Just weeks ago, activists gathered in Bolivia to celebrate the10th anniversary
of the ousting of Bechtel from the country after the water system was privatized. As the right to water movement grows stronger, advocating for public control of water resources, it seems like the opponent is also gearing up. The Guardian reports
Private companies are poised for a surge in demand to take over water supplies, despite widespread opposition to privatisation of what is seen as a life-giving public service.
Global Water Intelligence analysts expect the water supply market to grow about 20% in the next five years, and demand is especially strong in North Africa, the Middle East and China, GWI's publisher Christopher Gasson told the Guardian.
Another big growth area is likely to be the US, where "hundreds" of public water authorities thought to be talking to private operators, said Dan McCarthy, president and CEO of the global water division of engineering group Black & Veatch.
In the U.S. tough economic times coupled with a huge decrease in federal funds for water utilities over the last few decades (and especially during the Bush years) has meant that many municipalities are struggling to keep aging water pipes and infrastructure in shape.
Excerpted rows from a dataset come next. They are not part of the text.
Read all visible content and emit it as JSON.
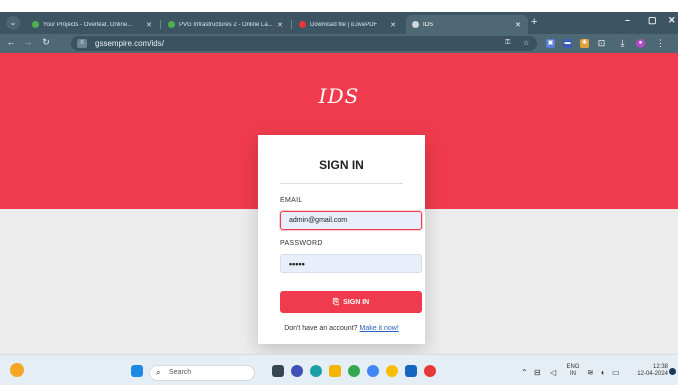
{
  "browser": {
    "tabs": [
      {
        "title": "Your Projects - Overleaf, Online...",
        "active": false
      },
      {
        "title": "PVG Infrastructures 2 - Online La...",
        "active": false
      },
      {
        "title": "Download file | iLovePDF",
        "active": false
      },
      {
        "title": "IDS",
        "active": true
      }
    ],
    "new_tab_label": "+",
    "menu_icon": "chevron-down-icon",
    "url": "gssempire.com/ids/",
    "window_controls": {
      "minimize": "–",
      "maximize": "▢",
      "close": "✕"
    }
  },
  "page": {
    "logo": "IDS",
    "card": {
      "title": "SIGN IN",
      "email_label": "EMAIL",
      "email_value": "admin@gmail.com",
      "password_label": "PASSWORD",
      "password_value": "•••••",
      "button_label": "SIGN IN",
      "signup_text": "Don't have an account?",
      "signup_link": "Make it now!"
    },
    "colors": {
      "accent": "#ef3b4d",
      "background": "#ececec",
      "input_bg": "#e8effb"
    }
  },
  "taskbar": {
    "search_placeholder": "Search",
    "lang_top": "ENG",
    "lang_bottom": "IN",
    "time": "12:38",
    "date": "12-04-2024"
  }
}
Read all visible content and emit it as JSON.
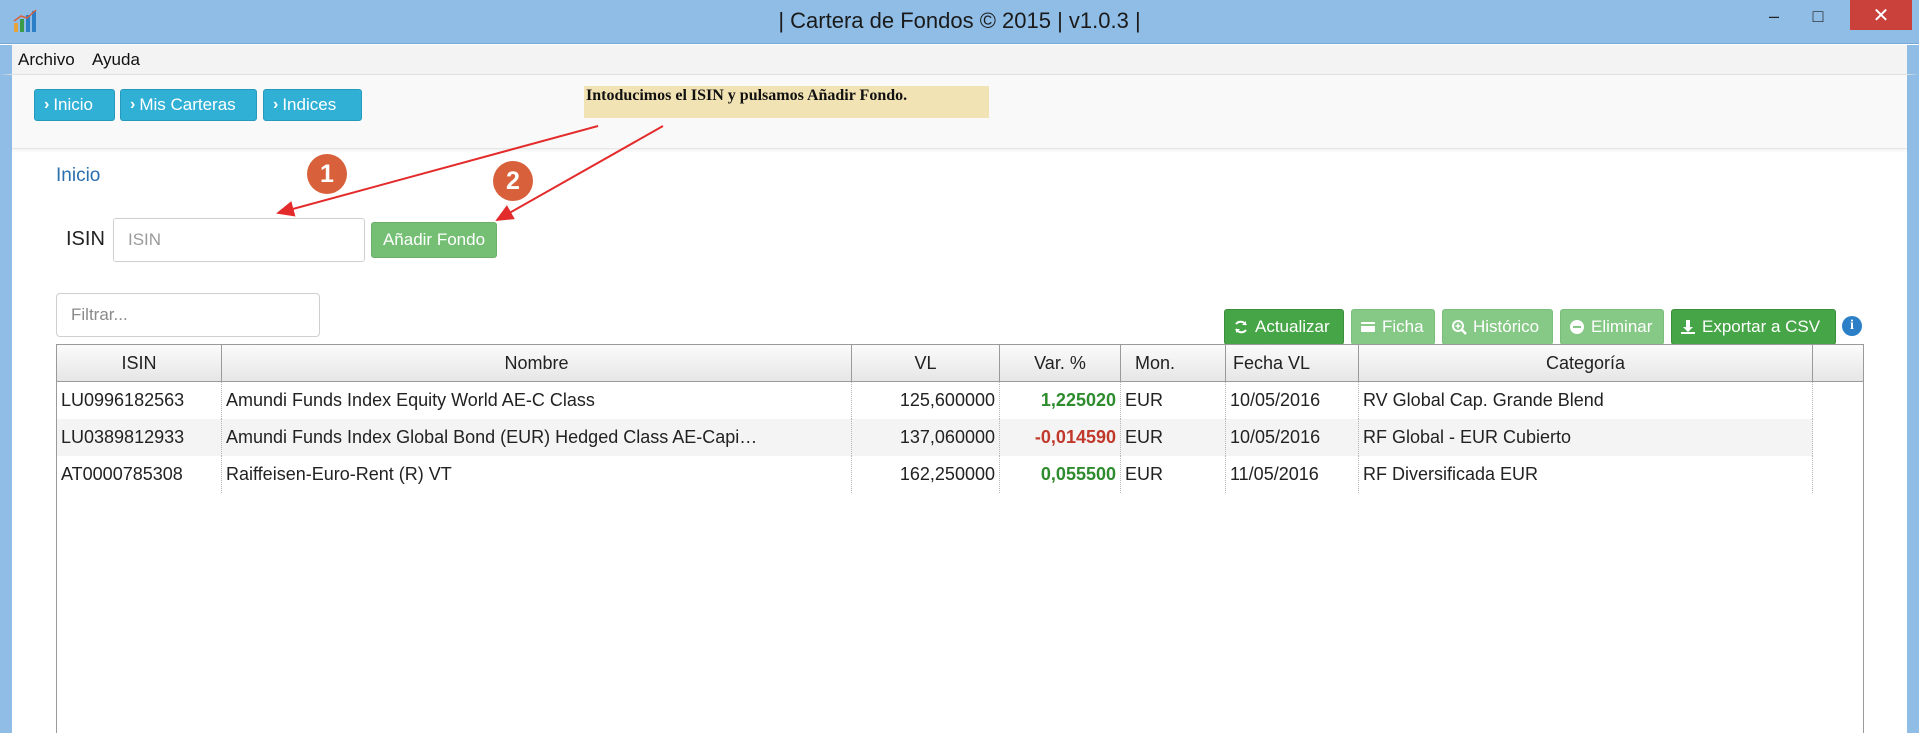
{
  "window": {
    "title": "| Cartera de Fondos © 2015 | v1.0.3 |",
    "app_icon": "chart-icon",
    "minimize": "–",
    "maximize": "□",
    "close": "✕"
  },
  "menu": {
    "items": [
      "Archivo",
      "Ayuda"
    ]
  },
  "nav": {
    "buttons": [
      {
        "label": "Inicio"
      },
      {
        "label": "Mis Carteras"
      },
      {
        "label": "Indices"
      }
    ]
  },
  "note": {
    "text": "Intoducimos el ISIN y pulsamos Añadir Fondo."
  },
  "breadcrumb": "Inicio",
  "form": {
    "isin_label": "ISIN",
    "isin_placeholder": "ISIN",
    "add_button": "Añadir Fondo"
  },
  "badges": [
    "1",
    "2"
  ],
  "filter": {
    "placeholder": "Filtrar..."
  },
  "actions": {
    "refresh": "Actualizar",
    "card": "Ficha",
    "history": "Histórico",
    "delete": "Eliminar",
    "export": "Exportar a CSV"
  },
  "table": {
    "columns": [
      "ISIN",
      "Nombre",
      "VL",
      "Var. %",
      "Mon.",
      "Fecha VL",
      "Categoría"
    ],
    "rows": [
      {
        "isin": "LU0996182563",
        "nombre": "Amundi Funds Index Equity World AE-C Class",
        "vl": "125,600000",
        "var": "1,225020",
        "var_sign": "pos",
        "mon": "EUR",
        "fecha": "10/05/2016",
        "categoria": "RV Global Cap. Grande Blend"
      },
      {
        "isin": "LU0389812933",
        "nombre": "Amundi Funds Index Global Bond (EUR) Hedged Class AE-Capi…",
        "vl": "137,060000",
        "var": "-0,014590",
        "var_sign": "neg",
        "mon": "EUR",
        "fecha": "10/05/2016",
        "categoria": "RF Global - EUR Cubierto"
      },
      {
        "isin": "AT0000785308",
        "nombre": "Raiffeisen-Euro-Rent (R) VT",
        "vl": "162,250000",
        "var": "0,055500",
        "var_sign": "pos",
        "mon": "EUR",
        "fecha": "11/05/2016",
        "categoria": "RF Diversificada EUR"
      }
    ]
  },
  "colors": {
    "titlebar": "#8fbde6",
    "nav_button": "#31b0d5",
    "success": "#46a546",
    "positive": "#2e8b2e",
    "negative": "#c0392b",
    "badge": "#d8613c",
    "arrow": "#e32b2b"
  }
}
Private companies are swooping in, hoping to cash in on a deal but so far, privatization has been a nightmare for many of the towns that have attempted it. Food and Water Watch has a detailed report
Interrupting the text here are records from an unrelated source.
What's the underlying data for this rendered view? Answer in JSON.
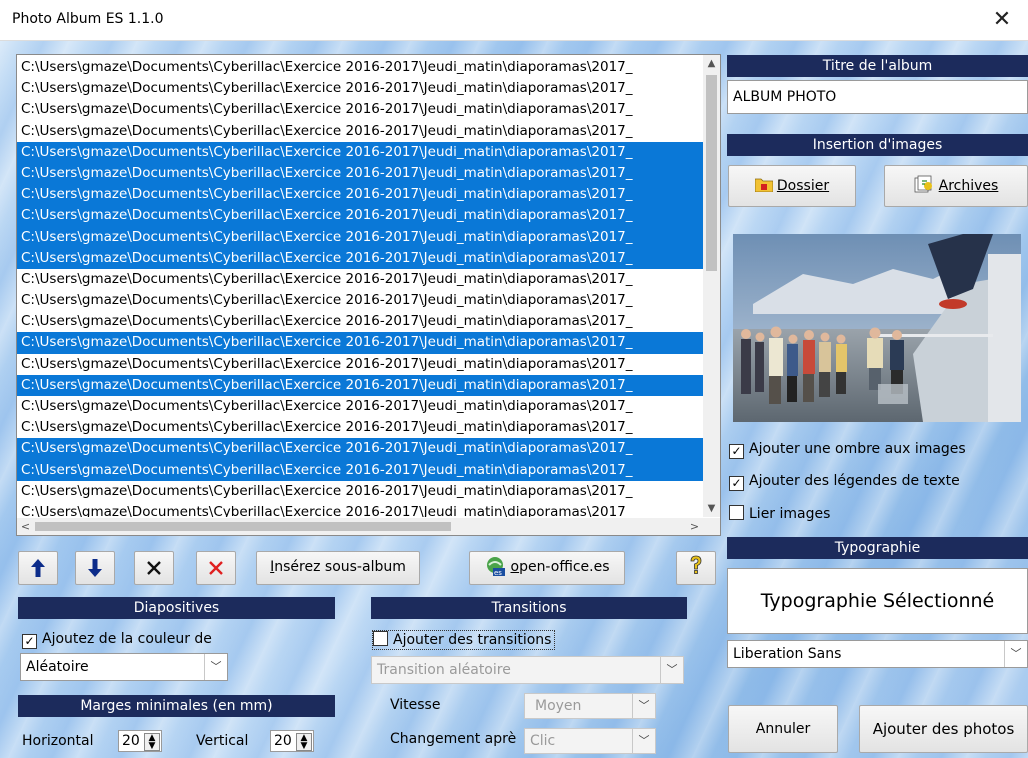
{
  "window": {
    "title": "Photo Album ES 1.1.0",
    "close_glyph": "✕"
  },
  "file_list": {
    "path": "C:\\Users\\gmaze\\Documents\\Cyberillac\\Exercice 2016-2017\\Jeudi_matin\\diaporamas\\2017_",
    "rows": [
      {
        "selected": false
      },
      {
        "selected": false
      },
      {
        "selected": false
      },
      {
        "selected": false
      },
      {
        "selected": true
      },
      {
        "selected": true
      },
      {
        "selected": true
      },
      {
        "selected": true
      },
      {
        "selected": true
      },
      {
        "selected": true
      },
      {
        "selected": false
      },
      {
        "selected": false
      },
      {
        "selected": false
      },
      {
        "selected": true
      },
      {
        "selected": false
      },
      {
        "selected": true
      },
      {
        "selected": false
      },
      {
        "selected": false
      },
      {
        "selected": true
      },
      {
        "selected": true
      },
      {
        "selected": false
      },
      {
        "selected": false
      }
    ],
    "selection_color": "#0a78d7"
  },
  "toolbar": {
    "move_up_icon": "arrow-up-icon",
    "move_down_icon": "arrow-down-icon",
    "remove_icon": "remove-icon",
    "remove_all_icon": "remove-all-icon",
    "insert_subalbum_label": "Insérez sous-album",
    "insert_subalbum_mnemonic": "I",
    "openoffice_label": "open-office.es",
    "openoffice_mnemonic": "o",
    "help_icon": "help-icon"
  },
  "diapositives": {
    "header": "Diapositives",
    "color_checkbox_label": "Ajoutez de la couleur de",
    "color_checked": true,
    "color_value": "Aléatoire"
  },
  "margins": {
    "header": "Marges minimales (en mm)",
    "horizontal_label": "Horizontal",
    "horizontal_value": "20",
    "vertical_label": "Vertical",
    "vertical_value": "20"
  },
  "transitions": {
    "header": "Transitions",
    "checkbox_label": "Ajouter des transitions",
    "checked": false,
    "transition_value": "Transition aléatoire",
    "speed_label": "Vitesse",
    "speed_value": "Moyen",
    "change_label": "Changement aprè",
    "change_value": "Clic"
  },
  "album": {
    "title_header": "Titre de l'album",
    "title_value": "ALBUM PHOTO",
    "insert_header": "Insertion d'images",
    "folder_button": "Dossier",
    "archives_button": "Archives",
    "folder_icon": "folder-icon",
    "archives_icon": "archives-icon"
  },
  "options": {
    "shadow_label": "Ajouter une ombre aux images",
    "shadow_checked": true,
    "captions_label": "Ajouter des légendes de texte",
    "captions_checked": true,
    "link_label": "Lier images",
    "link_checked": false
  },
  "typography": {
    "header": "Typographie",
    "preview_text": "Typographie Sélectionné",
    "font_value": "Liberation Sans"
  },
  "actions": {
    "cancel_label": "Annuler",
    "add_photos_label": "Ajouter des photos"
  }
}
here on their website -- but the most common complaints are poor service and higher rates -- pretty much a no brainer when you think that companies are serving shareholders and not customers.
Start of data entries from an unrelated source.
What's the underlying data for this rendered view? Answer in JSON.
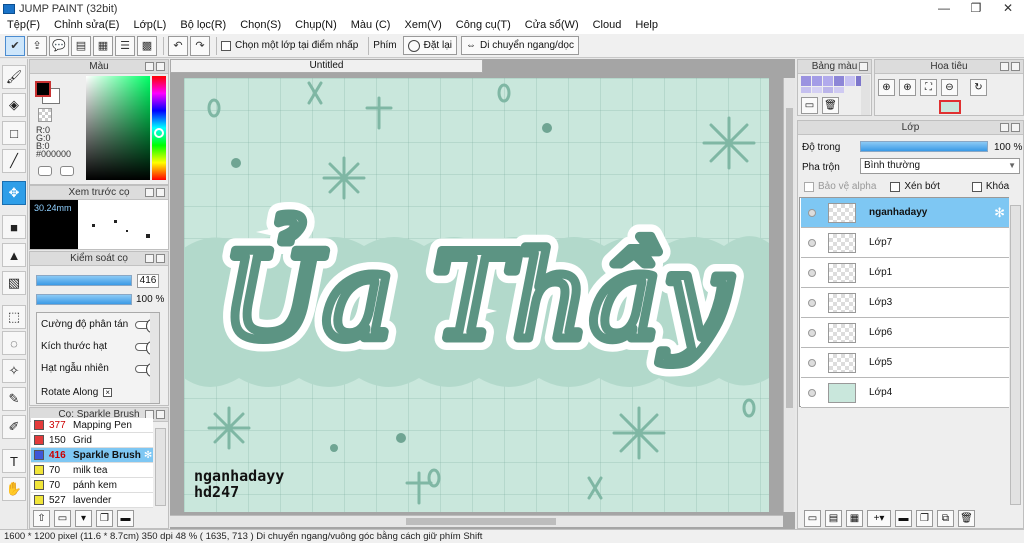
{
  "window": {
    "title": "JUMP PAINT (32bit)",
    "min": "—",
    "restore": "❐",
    "close": "✕"
  },
  "menu": [
    "Tệp(F)",
    "Chỉnh sửa(E)",
    "Lớp(L)",
    "Bộ lọc(R)",
    "Chọn(S)",
    "Chụp(N)",
    "Màu (C)",
    "Xem(V)",
    "Công cụ(T)",
    "Cửa sổ(W)",
    "Cloud",
    "Help"
  ],
  "toolbar": {
    "select_one_layer": "Chọn một lớp tại điểm nhấp",
    "keys_label": "Phím",
    "reset_label": "Đặt lại",
    "move_label": "Di chuyển ngang/dọc"
  },
  "color_panel": {
    "title": "Màu",
    "r": "R:0",
    "g": "G:0",
    "b": "B:0",
    "hex": "#000000",
    "fg": "#000000",
    "bg": "#ffffff"
  },
  "brush_preview": {
    "title": "Xem trước cọ",
    "size": "30.24mm"
  },
  "brush_control": {
    "title": "Kiểm soát cọ",
    "size_value": "416",
    "opacity_value": "100 %",
    "scatter": "Cường độ phân tán",
    "grain_size": "Kích thước hạt",
    "random_grain": "Hạt ngẫu nhiên",
    "rotate_along": "Rotate Along"
  },
  "brush_list": {
    "title": "Cọ: Sparkle Brush",
    "items": [
      {
        "size": "377",
        "name": "Mapping Pen",
        "color": "#e33b3b"
      },
      {
        "size": "150",
        "name": "Grid",
        "color": "#e33b3b"
      },
      {
        "size": "416",
        "name": "Sparkle Brush",
        "color": "#3f57d8"
      },
      {
        "size": "70",
        "name": "milk tea",
        "color": "#f1e53a"
      },
      {
        "size": "70",
        "name": "pánh kem",
        "color": "#f1e53a"
      },
      {
        "size": "527",
        "name": "lavender",
        "color": "#f1e53a"
      }
    ]
  },
  "canvas": {
    "doc_title": "Untitled",
    "art_text": "Ủa Thầy",
    "watermark_line1": "nganhadayy",
    "watermark_line2": "hd247"
  },
  "colorset": {
    "title": "Bảng màu"
  },
  "navigator": {
    "title": "Hoa tiêu"
  },
  "layers": {
    "title": "Lớp",
    "opacity_label": "Độ trong",
    "opacity_value": "100 %",
    "blend_label": "Pha trộn",
    "blend_value": "Bình thường",
    "protect_alpha": "Bảo vệ alpha",
    "clipping": "Xén bớt",
    "lock": "Khóa",
    "items": [
      "nganhadayy",
      "Lớp7",
      "Lớp1",
      "Lớp3",
      "Lớp6",
      "Lớp5",
      "Lớp4"
    ]
  },
  "status": {
    "size": "1600 * 1200 pixel",
    "physical": "(11.6 * 8.7cm)",
    "dpi": "350 dpi",
    "zoom": "48 %",
    "coords": "( 1635, 713 )",
    "hint": "Di chuyển ngang/vuông góc bằng cách giữ phím Shift"
  }
}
The Guardian reports
on some of this, but this list of towns and cities who are fighting privatization is big:
Passionate opposition remains however, and not everything is going the private operators' way: officials in Gary, Indiana, in the US, want to terminate their private contract early, claiming they can do the job for half the price; and the concession to supply 2 million residents in central Paris was recently awarded to a public authority, after 25 years of private operation.
The reason why, Maude Barlow sums up
"I don't think anybody should be making money from delivering water because it can be done in the public sector on a not-for-profit basis," said Barlow. "No corporation can survive on that basis ... You make decisions about life and death because you have to make a profit, and that's the issue here."